Thanks to the internet, most of the information a would-be entrepreneur will need to start a business is widely available, and best of all, it is usually free. Entrepreneurs can begin their search by checking out the following sites:

  • The Small Business Association- The SBA has a series of comprehensive articles, resources, programs (including several free online courses) posted on their website. Everything is designed to help small businesses start up and run effectively.
  • The National Foundation for Independent Business- The NFIB is an advocacy organization for small and independent businesses. Here entrepreneurs will find advice and resources for running a small business. Members receive discounts on many business products and services.
  • SCORE- This organization offers business advice, mentoring, courses, and other information.
  • SME Toolkit- This organization offers free software, business forms, interactive tools, training, information, and more to help small businesses.

Step 2: Deciding What Business to Start

Entrepreneurs should make sure that the venture they choose is in line with their experience, their available resources and time, their personality, and their income needs. There are several sites that provide assessment forms consisting of a series of questions and points of consideration to help people choose the most suitable business ideas.
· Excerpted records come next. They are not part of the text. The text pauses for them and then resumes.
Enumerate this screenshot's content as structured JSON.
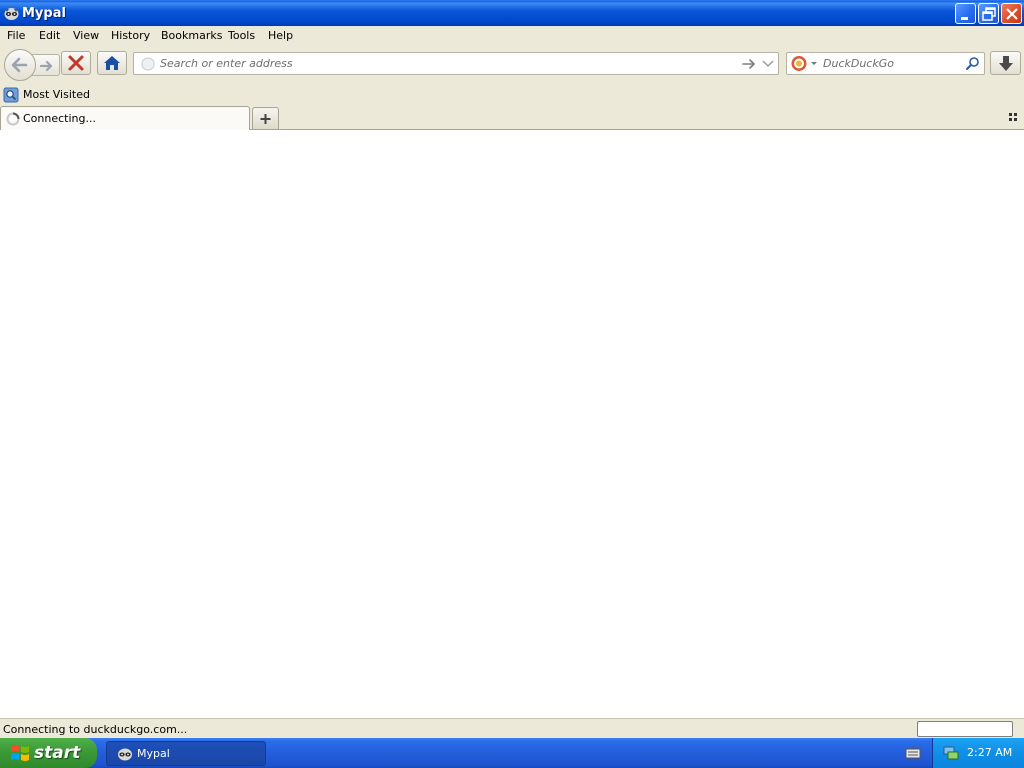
{
  "window": {
    "title": "Mypal",
    "app_icon": "mypal-raccoon-icon",
    "controls": {
      "minimize_icon": "minimize-icon",
      "restore_icon": "restore-icon",
      "close_icon": "close-icon"
    }
  },
  "menubar": {
    "items": [
      {
        "label": "File",
        "accesskey": "F"
      },
      {
        "label": "Edit",
        "accesskey": "E"
      },
      {
        "label": "View",
        "accesskey": "V"
      },
      {
        "label": "History",
        "accesskey": "H"
      },
      {
        "label": "Bookmarks",
        "accesskey": "B"
      },
      {
        "label": "Tools",
        "accesskey": "T"
      },
      {
        "label": "Help",
        "accesskey": "H"
      }
    ]
  },
  "navbar": {
    "back_icon": "back-arrow-icon",
    "forward_icon": "forward-arrow-icon",
    "stop_icon": "stop-x-icon",
    "home_icon": "home-icon",
    "address": {
      "value": "",
      "placeholder": "Search or enter address"
    },
    "go_icon": "go-arrow-icon",
    "dropdown_icon": "chevron-down-icon",
    "search": {
      "value": "",
      "placeholder": "DuckDuckGo",
      "engine_icon": "duckduckgo-icon"
    },
    "downloads_icon": "download-arrow-icon"
  },
  "bookmarks_toolbar": {
    "items": [
      {
        "label": "Most Visited",
        "icon": "most-visited-icon"
      }
    ]
  },
  "tabs": [
    {
      "label": "Connecting...",
      "loading": true,
      "icon": "throbber-icon"
    }
  ],
  "new_tab_icon": "plus-icon",
  "tab_list_icon": "grid-icon",
  "status": {
    "text": "Connecting to duckduckgo.com..."
  },
  "taskbar": {
    "start_label": "start",
    "items": [
      {
        "label": "Mypal",
        "icon": "mypal-raccoon-icon"
      }
    ],
    "tray": {
      "clock": "2:27 AM",
      "keyboard_icon": "keyboard-icon",
      "network_icon": "network-icon"
    }
  },
  "colors": {
    "titlebar_blue": "#0a55d8",
    "chrome_beige": "#ece9d8",
    "start_green": "#3c9a38",
    "tray_blue": "#0f8fe6",
    "stop_red": "#c0392b",
    "home_blue": "#1c4ea8"
  }
}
This site has a list of different assessment forms: breitlinks.com/careers/.

Step 3: Seek Out Professional Guidance or Mentoring

At various points throughout the start-up process, the budding entrepreneur is going to need the advice and assistance of several different professionals. Examples include: an attorney to offer advice on all the legal matters pertaining to the ownership and management of a small business; an accountant to assist in the area of small business finance and tax management; and finally some kind of business consultant to offer advice in areas, such as business management, human resource management, and IT.

Step 4: Choosing the Appropriate Business Structure for a Small Business

Unless one is buying a per-existing business or franchise, one needs to decide what will be the corporate structure of the business. Will it be a sole proprietorship, a partnership, or a corporation? The decision will define several important things: tax status, who has ownership in the business, and what the extent of the owner’s personal liability is should the business go into debt or close down.

Step 5: Time to Create a Business Plan

Writing a good business plan is one of the most important steps in the process of small business start-up. A business plan is basically a written outline of all the aspects of the business including the proposed product or service, the target market, and the economic potential of the venture. Having this information on hand can help entrepreneurs to stay focused on their business goals, and it will make it easier to pinpoint any potential pitfalls in their plan. Finally, this document is often used when approaching banks, commercial lenders, and investors for financing.

Step 6: New Ventures Need Start up Financing

It is obvious that the best ideas will go nowhere without some initial capital investment. This start-up financing (also called seed capital) should cover the preliminary expenses including: market research and product or concept development, legal fees, and any necessary equipment and supplies- anything that is needed to get the business up and running. Aside from standard bank or commercial business loans, seed capital can come from SBA-backed micro loans, governmental grants and assistance programs, peer-to-peer lending, and in some cases, venture capital or angel investment.

Step 7: Make Sure that the Business is Registered and Legal

This step is quite broad and beyond the scope of this article. In short, entrepreneurs should make sure to get a tax ID number for their business and register the organization with their local chamber of commerce. They also need to be educated (or seek advice) about any appropriate zoning laws or licensing fees.